Krystal Higgins, who leads design and user onboarding education for Google’s Android Wear, is an all-around fascinating person. Not only does she have both visual and interaction design skills (plus a super cool job), she’s also the creator of First Time User Experiences. This site is a neat collection of onboarding flows; in the past couple months, Higgins has audited Tinder, Venmo, Peach, and Instagram. Each review is divided into two sections: “the good bits” and “to be improved.”
Higgins mostly tweets miscellaneous ideas and comments, UX-related pictures and sketches, and of course, links to her most recent First Time UX posts.

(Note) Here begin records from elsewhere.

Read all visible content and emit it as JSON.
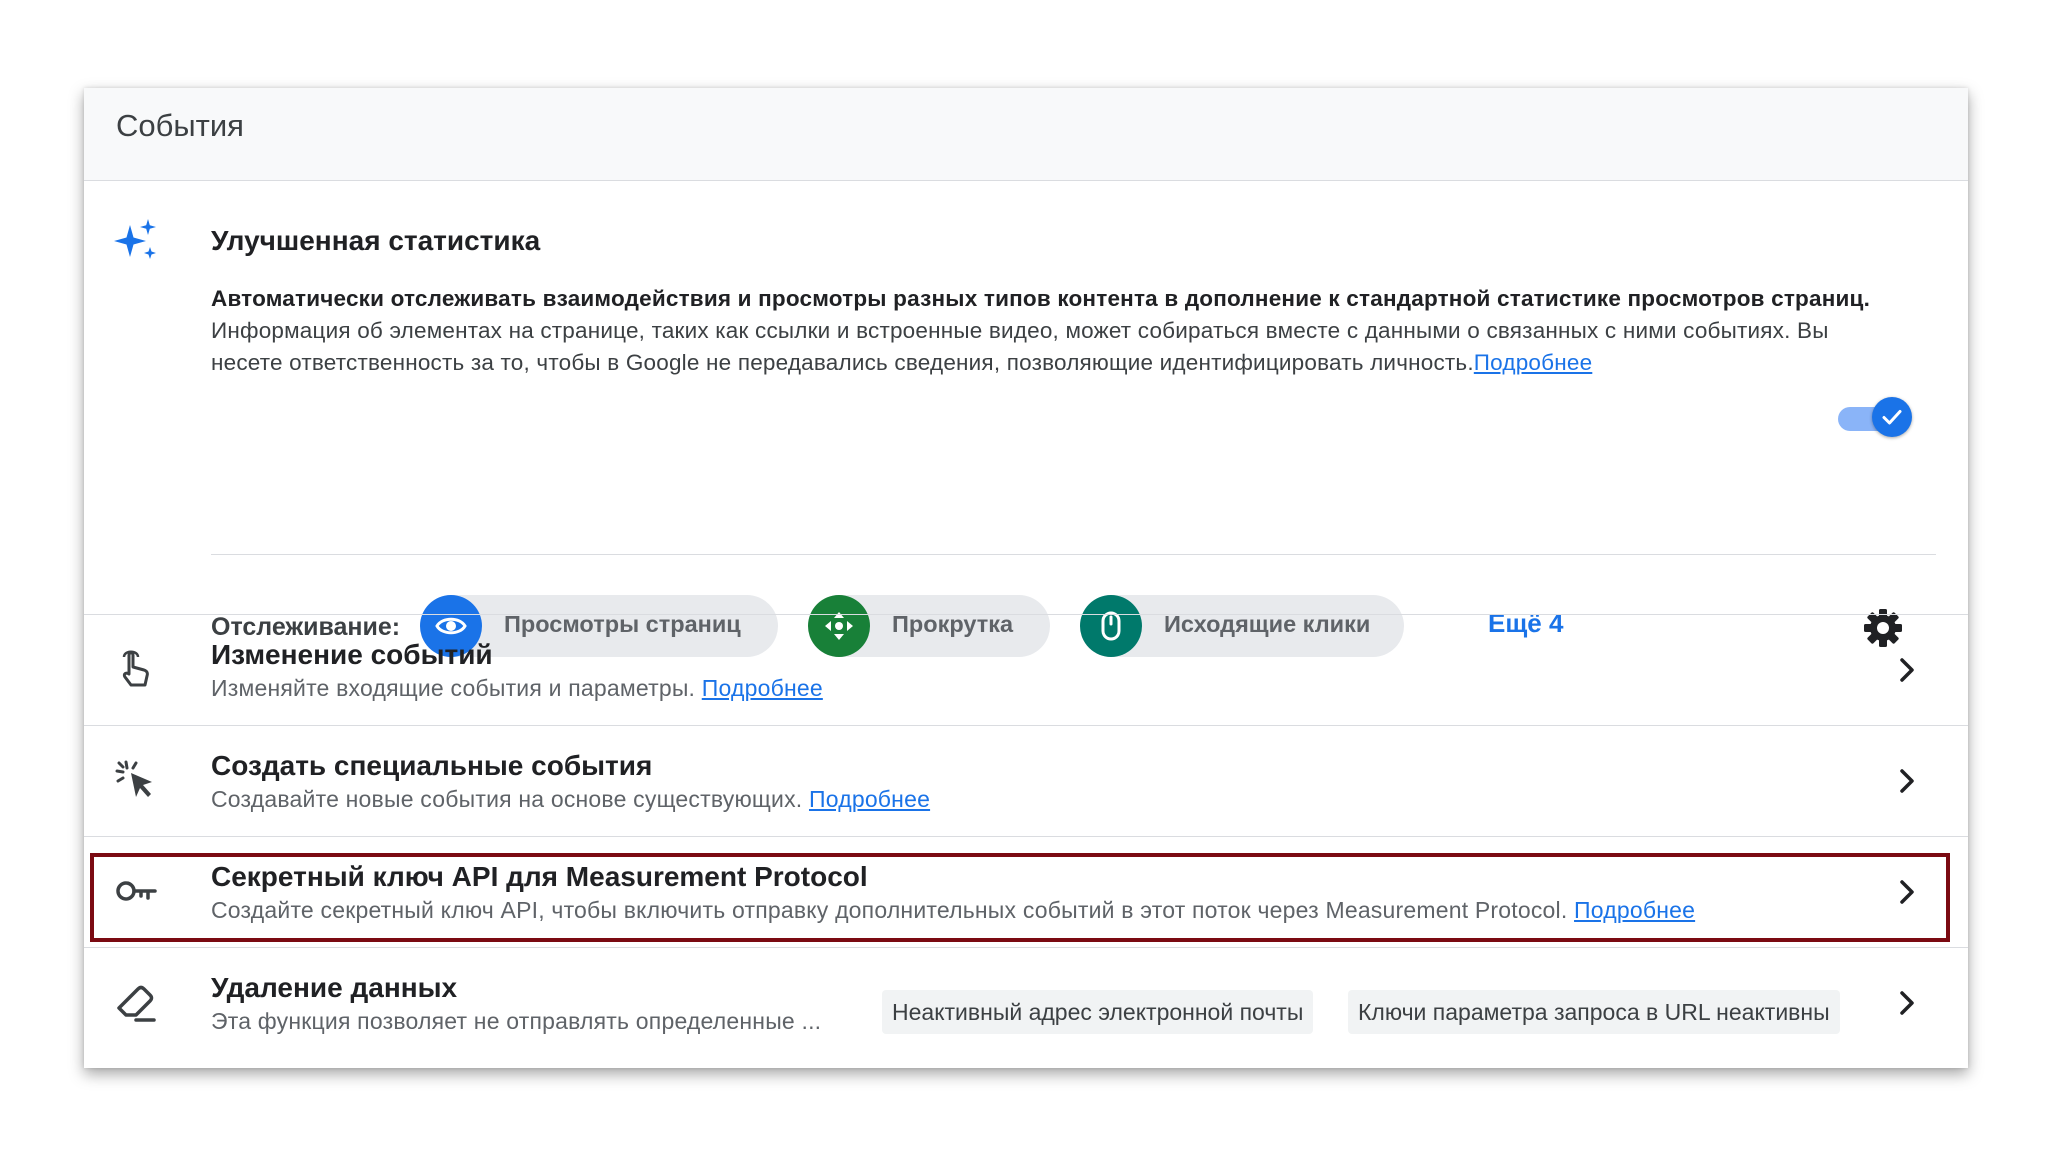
{
  "card": {
    "title": "События"
  },
  "enhanced": {
    "title": "Улучшенная статистика",
    "desc_strong": "Автоматически отслеживать взаимодействия и просмотры разных типов контента в дополнение к стандартной статистике просмотров страниц.",
    "desc_body": "Информация об элементах на странице, таких как ссылки и встроенные видео, может собираться вместе с данными о связанных с ними событиях. Вы несете ответственность за то, чтобы в Google не передавались сведения, позволяющие идентифицировать личность.",
    "learn_more": "Подробнее",
    "toggle_on": true
  },
  "tracking": {
    "label": "Отслеживание:",
    "chips": [
      {
        "label": "Просмотры страниц",
        "icon": "eye-icon",
        "color": "#1a73e8"
      },
      {
        "label": "Прокрутка",
        "icon": "scroll-arrows-icon",
        "color": "#188038"
      },
      {
        "label": "Исходящие клики",
        "icon": "mouse-icon",
        "color": "#00796b"
      }
    ],
    "more": "Ещё 4"
  },
  "rows": [
    {
      "title": "Изменение событий",
      "subtitle": "Изменяйте входящие события и параметры.",
      "link": "Подробнее",
      "icon": "touch-hand-icon"
    },
    {
      "title": "Создать специальные события",
      "subtitle": "Создавайте новые события на основе существующих.",
      "link": "Подробнее",
      "icon": "cursor-click-icon"
    },
    {
      "title": "Секретный ключ API для Measurement Protocol",
      "subtitle": "Создайте секретный ключ API, чтобы включить отправку дополнительных событий в этот поток через Measurement Protocol.",
      "link": "Подробнее",
      "icon": "key-icon"
    },
    {
      "title": "Удаление данных",
      "subtitle": "Эта функция позволяет не отправлять определенные ...",
      "icon": "eraser-icon",
      "tags": [
        "Неактивный адрес электронной почты",
        "Ключи параметра запроса в URL неактивны"
      ]
    }
  ],
  "colors": {
    "accent": "#1a73e8",
    "highlight": "#7b0a12"
  }
}
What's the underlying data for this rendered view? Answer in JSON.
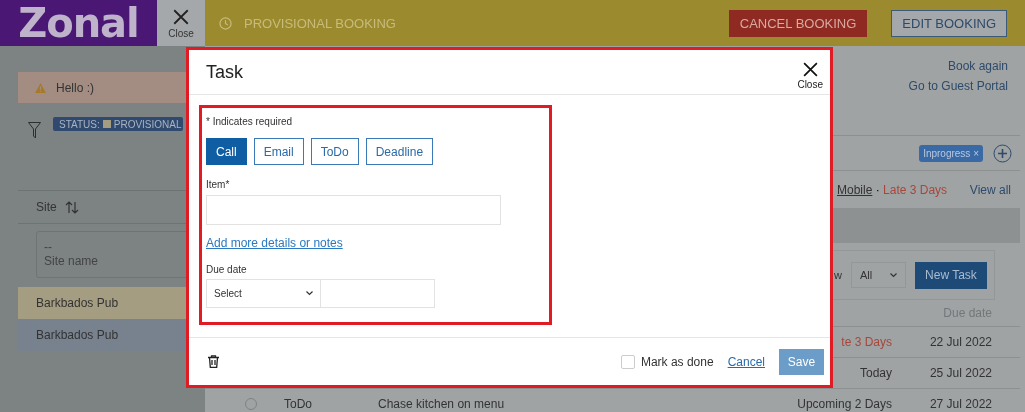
{
  "header": {
    "logo": "Zonal",
    "close_label": "Close",
    "booking_status": "PROVISIONAL BOOKING",
    "actions": [
      {
        "label": "CANCEL BOOKING",
        "kind": "danger"
      },
      {
        "label": "EDIT BOOKING",
        "kind": "outline"
      }
    ]
  },
  "sidebar": {
    "alert": "Hello :)",
    "status_filter": {
      "label": "STATUS:",
      "value": "PROVISIONAL"
    },
    "site_column": "Site",
    "site_filter": {
      "value": "--",
      "label": "Site name"
    },
    "rows": [
      {
        "name": "Barkbados Pub",
        "color": "#a49d82"
      },
      {
        "name": "Barkbados Pub",
        "color": "#78828f"
      }
    ]
  },
  "booking_panel": {
    "links": [
      "Book again",
      "Go to Guest Portal"
    ],
    "tags": [
      {
        "label": "Inprogress",
        "remove": "×"
      }
    ],
    "summary": {
      "channel": "Mobile",
      "separator": "·",
      "due": "Late 3 Days",
      "view_all": "View all"
    },
    "tasks": {
      "filter_label": "w",
      "filter_value": "All",
      "new_button": "New Task",
      "due_column": "Due date",
      "rows": [
        {
          "status": "te 3 Days",
          "late": true,
          "due": "22 Jul 2022"
        },
        {
          "status": "Today",
          "late": false,
          "due": "25 Jul 2022"
        },
        {
          "type": "ToDo",
          "checked": false,
          "item": "Chase kitchen on menu",
          "status": "Upcoming 2 Days",
          "late": false,
          "due": "27 Jul 2022"
        }
      ]
    }
  },
  "dialog": {
    "title": "Task",
    "close_label": "Close",
    "required_note": "* Indicates required",
    "task_types": [
      {
        "label": "Call",
        "selected": true
      },
      {
        "label": "Email",
        "selected": false
      },
      {
        "label": "ToDo",
        "selected": false
      },
      {
        "label": "Deadline",
        "selected": false
      }
    ],
    "item_label": "Item*",
    "details_link": "Add more details or notes",
    "due_label": "Due date",
    "due_select": "Select",
    "mark_done": {
      "label": "Mark as done",
      "checked": false
    },
    "cancel": "Cancel",
    "save": {
      "label": "Save",
      "disabled": true
    }
  }
}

Lincoln Murphy might argue with his inclusion in this round-up: his Twitter bio reads, “I'm not an expert, I just think about SaaS Growth and Customer Success way more than you.”
“Expert” or not, Murphy is a fixture of the SaaS world. He founded SaaS consulting firm Sixteen Ventures and frequently blogs there. Murphy is focused on customer success, which means you’ll find nuggets of wisdom you can apply to onboarding in almost every tweet he posts.
I may be biased, but I think following Appcues co-founder Jackson Noel is a no-brainer. Noel is always tweeting links to high-quality articles about user onboarding and experience; scroll through his feed and you’ll see what he’s reading about user states, onboarding tools, reducing churn, and other great stuff.
Somehow, O’Neill manages to make every 140-character tweet literary quality. Reading her book-worthy writing alone makes following her worth it, but O’Neill is also a self-described “tech humanist” and the CEO of KOI.
Since you care about user onboarding and UX, you’re probably just as big a proponent of tech humanism (a.k.a. user-centered design) as O’Neill. So her thoughts on, for example, TurboTax’s interface copy will resonate.
If you can picture your own username on this list, let me know! This round-up definitely isn’t fixed in stone. On the contrary, I hope it can serve as a map to the growing group of user onboarding experts on Twitter.